→ Data provided:
◇ ◇ ◇ ◇

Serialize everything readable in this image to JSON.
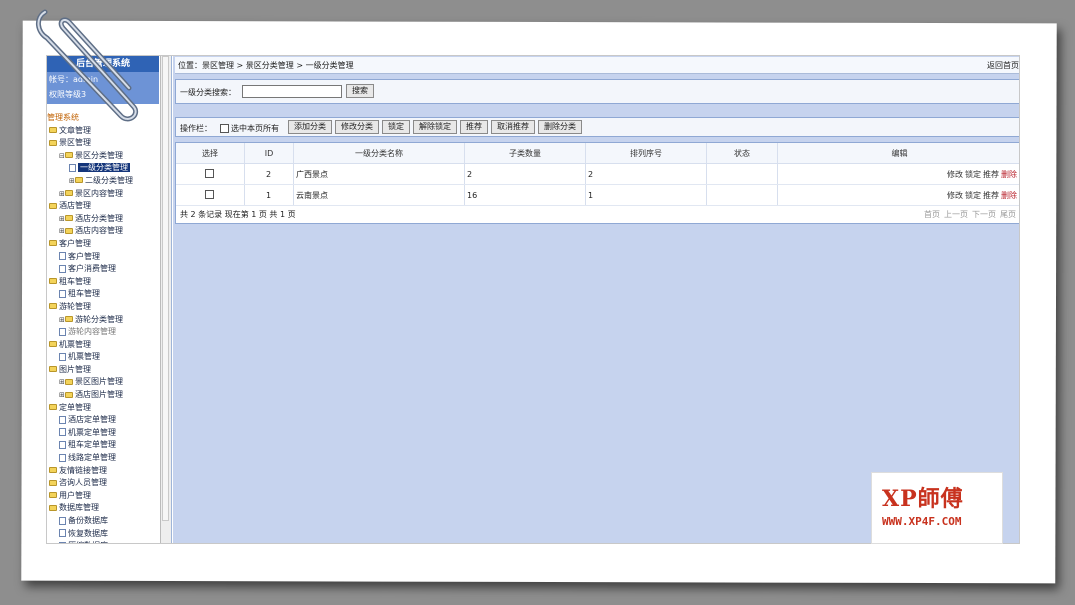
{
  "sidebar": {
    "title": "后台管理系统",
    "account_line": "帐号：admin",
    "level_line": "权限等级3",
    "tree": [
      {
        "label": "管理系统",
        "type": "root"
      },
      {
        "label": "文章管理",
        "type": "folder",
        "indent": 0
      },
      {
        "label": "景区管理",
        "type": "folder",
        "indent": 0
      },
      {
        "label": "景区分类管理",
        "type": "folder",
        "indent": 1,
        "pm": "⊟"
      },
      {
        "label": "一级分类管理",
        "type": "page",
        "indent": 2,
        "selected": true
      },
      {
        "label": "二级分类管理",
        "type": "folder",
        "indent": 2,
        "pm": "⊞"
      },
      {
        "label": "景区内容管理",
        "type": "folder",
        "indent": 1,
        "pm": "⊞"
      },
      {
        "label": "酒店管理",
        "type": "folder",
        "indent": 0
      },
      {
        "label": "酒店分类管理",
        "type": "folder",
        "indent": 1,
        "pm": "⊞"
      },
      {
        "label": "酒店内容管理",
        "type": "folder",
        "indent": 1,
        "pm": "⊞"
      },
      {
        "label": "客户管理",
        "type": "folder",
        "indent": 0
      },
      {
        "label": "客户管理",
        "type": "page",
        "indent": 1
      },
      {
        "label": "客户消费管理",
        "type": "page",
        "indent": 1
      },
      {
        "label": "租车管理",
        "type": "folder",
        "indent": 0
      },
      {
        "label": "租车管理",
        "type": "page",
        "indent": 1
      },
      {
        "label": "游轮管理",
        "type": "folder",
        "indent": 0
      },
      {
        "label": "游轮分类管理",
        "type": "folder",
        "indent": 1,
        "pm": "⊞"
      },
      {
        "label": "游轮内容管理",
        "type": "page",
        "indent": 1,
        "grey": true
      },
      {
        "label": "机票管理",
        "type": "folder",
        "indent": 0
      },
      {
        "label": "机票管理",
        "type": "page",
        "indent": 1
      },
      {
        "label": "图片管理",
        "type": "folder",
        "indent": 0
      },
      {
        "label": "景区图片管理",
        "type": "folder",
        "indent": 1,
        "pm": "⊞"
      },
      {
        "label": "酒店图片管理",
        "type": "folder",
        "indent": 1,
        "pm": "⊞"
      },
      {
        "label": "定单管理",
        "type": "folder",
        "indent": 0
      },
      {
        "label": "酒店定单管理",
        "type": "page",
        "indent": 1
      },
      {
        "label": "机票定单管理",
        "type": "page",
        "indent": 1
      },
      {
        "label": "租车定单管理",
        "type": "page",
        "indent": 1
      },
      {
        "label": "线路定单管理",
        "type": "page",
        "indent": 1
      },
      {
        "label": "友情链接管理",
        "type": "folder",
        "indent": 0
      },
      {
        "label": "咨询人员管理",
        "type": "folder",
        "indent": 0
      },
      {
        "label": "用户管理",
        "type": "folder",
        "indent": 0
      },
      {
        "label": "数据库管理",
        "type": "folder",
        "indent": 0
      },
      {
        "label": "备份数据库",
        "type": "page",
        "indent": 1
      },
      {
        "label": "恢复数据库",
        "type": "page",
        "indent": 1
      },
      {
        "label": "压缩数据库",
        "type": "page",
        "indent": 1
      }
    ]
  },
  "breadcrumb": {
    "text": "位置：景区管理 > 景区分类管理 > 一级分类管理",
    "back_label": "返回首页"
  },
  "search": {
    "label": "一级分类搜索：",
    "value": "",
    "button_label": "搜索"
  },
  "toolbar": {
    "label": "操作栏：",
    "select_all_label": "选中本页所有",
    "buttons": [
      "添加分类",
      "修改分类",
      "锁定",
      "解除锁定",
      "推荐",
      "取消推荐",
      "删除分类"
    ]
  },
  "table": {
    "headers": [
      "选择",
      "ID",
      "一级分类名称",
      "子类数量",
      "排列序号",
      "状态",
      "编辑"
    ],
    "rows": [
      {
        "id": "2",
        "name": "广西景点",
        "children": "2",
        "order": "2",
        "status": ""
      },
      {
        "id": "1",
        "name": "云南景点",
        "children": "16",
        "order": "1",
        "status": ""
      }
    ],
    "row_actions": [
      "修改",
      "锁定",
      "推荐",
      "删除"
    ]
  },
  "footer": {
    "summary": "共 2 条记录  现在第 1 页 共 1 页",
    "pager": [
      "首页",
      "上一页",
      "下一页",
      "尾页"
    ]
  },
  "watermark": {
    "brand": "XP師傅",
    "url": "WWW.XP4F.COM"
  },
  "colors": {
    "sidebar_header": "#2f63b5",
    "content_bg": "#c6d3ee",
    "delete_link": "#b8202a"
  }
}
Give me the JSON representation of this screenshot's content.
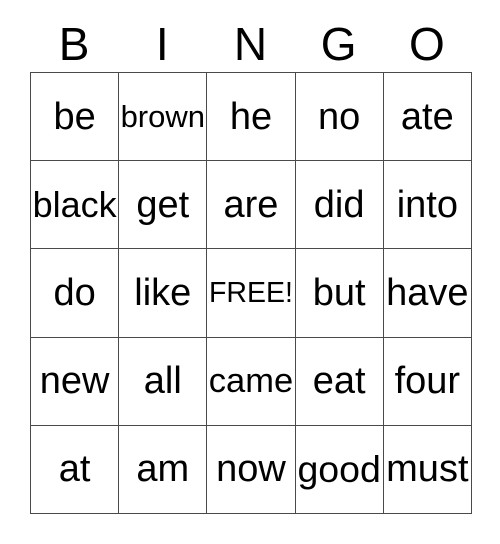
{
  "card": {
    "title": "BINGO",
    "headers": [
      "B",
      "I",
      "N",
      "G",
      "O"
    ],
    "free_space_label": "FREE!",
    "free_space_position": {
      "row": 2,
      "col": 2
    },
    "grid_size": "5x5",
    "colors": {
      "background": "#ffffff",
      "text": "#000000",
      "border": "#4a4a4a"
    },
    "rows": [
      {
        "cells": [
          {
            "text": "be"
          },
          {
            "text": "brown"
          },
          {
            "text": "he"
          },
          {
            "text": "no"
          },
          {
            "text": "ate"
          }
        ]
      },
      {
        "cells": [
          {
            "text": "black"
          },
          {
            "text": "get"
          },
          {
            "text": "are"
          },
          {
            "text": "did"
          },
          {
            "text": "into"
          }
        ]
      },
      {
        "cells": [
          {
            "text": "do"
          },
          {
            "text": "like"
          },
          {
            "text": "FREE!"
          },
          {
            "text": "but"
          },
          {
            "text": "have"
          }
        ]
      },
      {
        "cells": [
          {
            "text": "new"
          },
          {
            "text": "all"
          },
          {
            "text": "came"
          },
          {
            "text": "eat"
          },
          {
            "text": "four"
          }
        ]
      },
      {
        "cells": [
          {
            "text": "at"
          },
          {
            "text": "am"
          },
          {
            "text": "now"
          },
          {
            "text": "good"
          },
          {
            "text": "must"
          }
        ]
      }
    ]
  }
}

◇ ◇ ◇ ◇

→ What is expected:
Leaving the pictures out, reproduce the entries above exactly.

→ Result of this task:
Serialize everything readable in this image to JSON.
{
  "sidebar": {
    "title": "后台管理系统",
    "account_line": "帐号：admin",
    "level_line": "权限等级3",
    "tree": [
      {
        "label": "管理系统",
        "type": "root"
      },
      {
        "label": "文章管理",
        "type": "folder",
        "indent": 0
      },
      {
        "label": "景区管理",
        "type": "folder",
        "indent": 0
      },
      {
        "label": "景区分类管理",
        "type": "folder",
        "indent": 1,
        "pm": "⊟"
      },
      {
        "label": "一级分类管理",
        "type": "page",
        "indent": 2,
        "selected": true
      },
      {
        "label": "二级分类管理",
        "type": "folder",
        "indent": 2,
        "pm": "⊞"
      },
      {
        "label": "景区内容管理",
        "type": "folder",
        "indent": 1,
        "pm": "⊞"
      },
      {
        "label": "酒店管理",
        "type": "folder",
        "indent": 0
      },
      {
        "label": "酒店分类管理",
        "type": "folder",
        "indent": 1,
        "pm": "⊞"
      },
      {
        "label": "酒店内容管理",
        "type": "folder",
        "indent": 1,
        "pm": "⊞"
      },
      {
        "label": "客户管理",
        "type": "folder",
        "indent": 0
      },
      {
        "label": "客户管理",
        "type": "page",
        "indent": 1
      },
      {
        "label": "客户消费管理",
        "type": "page",
        "indent": 1
      },
      {
        "label": "租车管理",
        "type": "folder",
        "indent": 0
      },
      {
        "label": "租车管理",
        "type": "page",
        "indent": 1
      },
      {
        "label": "游轮管理",
        "type": "folder",
        "indent": 0
      },
      {
        "label": "游轮分类管理",
        "type": "folder",
        "indent": 1,
        "pm": "⊞"
      },
      {
        "label": "游轮内容管理",
        "type": "page",
        "indent": 1,
        "grey": true
      },
      {
        "label": "机票管理",
        "type": "folder",
        "indent": 0
      },
      {
        "label": "机票管理",
        "type": "page",
        "indent": 1
      },
      {
        "label": "图片管理",
        "type": "folder",
        "indent": 0
      },
      {
        "label": "景区图片管理",
        "type": "folder",
        "indent": 1,
        "pm": "⊞"
      },
      {
        "label": "酒店图片管理",
        "type": "folder",
        "indent": 1,
        "pm": "⊞"
      },
      {
        "label": "定单管理",
        "type": "folder",
        "indent": 0
      },
      {
        "label": "酒店定单管理",
        "type": "page",
        "indent": 1
      },
      {
        "label": "机票定单管理",
        "type": "page",
        "indent": 1
      },
      {
        "label": "租车定单管理",
        "type": "page",
        "indent": 1
      },
      {
        "label": "线路定单管理",
        "type": "page",
        "indent": 1
      },
      {
        "label": "友情链接管理",
        "type": "folder",
        "indent": 0
      },
      {
        "label": "咨询人员管理",
        "type": "folder",
        "indent": 0
      },
      {
        "label": "用户管理",
        "type": "folder",
        "indent": 0
      },
      {
        "label": "数据库管理",
        "type": "folder",
        "indent": 0
      },
      {
        "label": "备份数据库",
        "type": "page",
        "indent": 1
      },
      {
        "label": "恢复数据库",
        "type": "page",
        "indent": 1
      },
      {
        "label": "压缩数据库",
        "type": "page",
        "indent": 1
      }
    ]
  },
  "breadcrumb": {
    "text": "位置：景区管理 > 景区分类管理 > 一级分类管理",
    "back_label": "返回首页"
  },
  "search": {
    "label": "一级分类搜索：",
    "value": "",
    "button_label": "搜索"
  },
  "toolbar": {
    "label": "操作栏：",
    "select_all_label": "选中本页所有",
    "buttons": [
      "添加分类",
      "修改分类",
      "锁定",
      "解除锁定",
      "推荐",
      "取消推荐",
      "删除分类"
    ]
  },
  "table": {
    "headers": [
      "选择",
      "ID",
      "一级分类名称",
      "子类数量",
      "排列序号",
      "状态",
      "编辑"
    ],
    "rows": [
      {
        "id": "2",
        "name": "广西景点",
        "children": "2",
        "order": "2",
        "status": ""
      },
      {
        "id": "1",
        "name": "云南景点",
        "children": "16",
        "order": "1",
        "status": ""
      }
    ],
    "row_actions": [
      "修改",
      "锁定",
      "推荐",
      "删除"
    ]
  },
  "footer": {
    "summary": "共 2 条记录  现在第 1 页 共 1 页",
    "pager": [
      "首页",
      "上一页",
      "下一页",
      "尾页"
    ]
  },
  "watermark": {
    "brand": "XP師傅",
    "url": "WWW.XP4F.COM"
  },
  "colors": {
    "sidebar_header": "#2f63b5",
    "content_bg": "#c6d3ee",
    "delete_link": "#b8202a"
  }
}
Give me the JSON representation of this screenshot's content.
{
  "card": {
    "title": "BINGO",
    "headers": [
      "B",
      "I",
      "N",
      "G",
      "O"
    ],
    "free_space_label": "FREE!",
    "free_space_position": {
      "row": 2,
      "col": 2
    },
    "grid_size": "5x5",
    "colors": {
      "background": "#ffffff",
      "text": "#000000",
      "border": "#4a4a4a"
    },
    "rows": [
      {
        "cells": [
          {
            "text": "be"
          },
          {
            "text": "brown"
          },
          {
            "text": "he"
          },
          {
            "text": "no"
          },
          {
            "text": "ate"
          }
        ]
      },
      {
        "cells": [
          {
            "text": "black"
          },
          {
            "text": "get"
          },
          {
            "text": "are"
          },
          {
            "text": "did"
          },
          {
            "text": "into"
          }
        ]
      },
      {
        "cells": [
          {
            "text": "do"
          },
          {
            "text": "like"
          },
          {
            "text": "FREE!"
          },
          {
            "text": "but"
          },
          {
            "text": "have"
          }
        ]
      },
      {
        "cells": [
          {
            "text": "new"
          },
          {
            "text": "all"
          },
          {
            "text": "came"
          },
          {
            "text": "eat"
          },
          {
            "text": "four"
          }
        ]
      },
      {
        "cells": [
          {
            "text": "at"
          },
          {
            "text": "am"
          },
          {
            "text": "now"
          },
          {
            "text": "good"
          },
          {
            "text": "must"
          }
        ]
      }
    ]
  }
}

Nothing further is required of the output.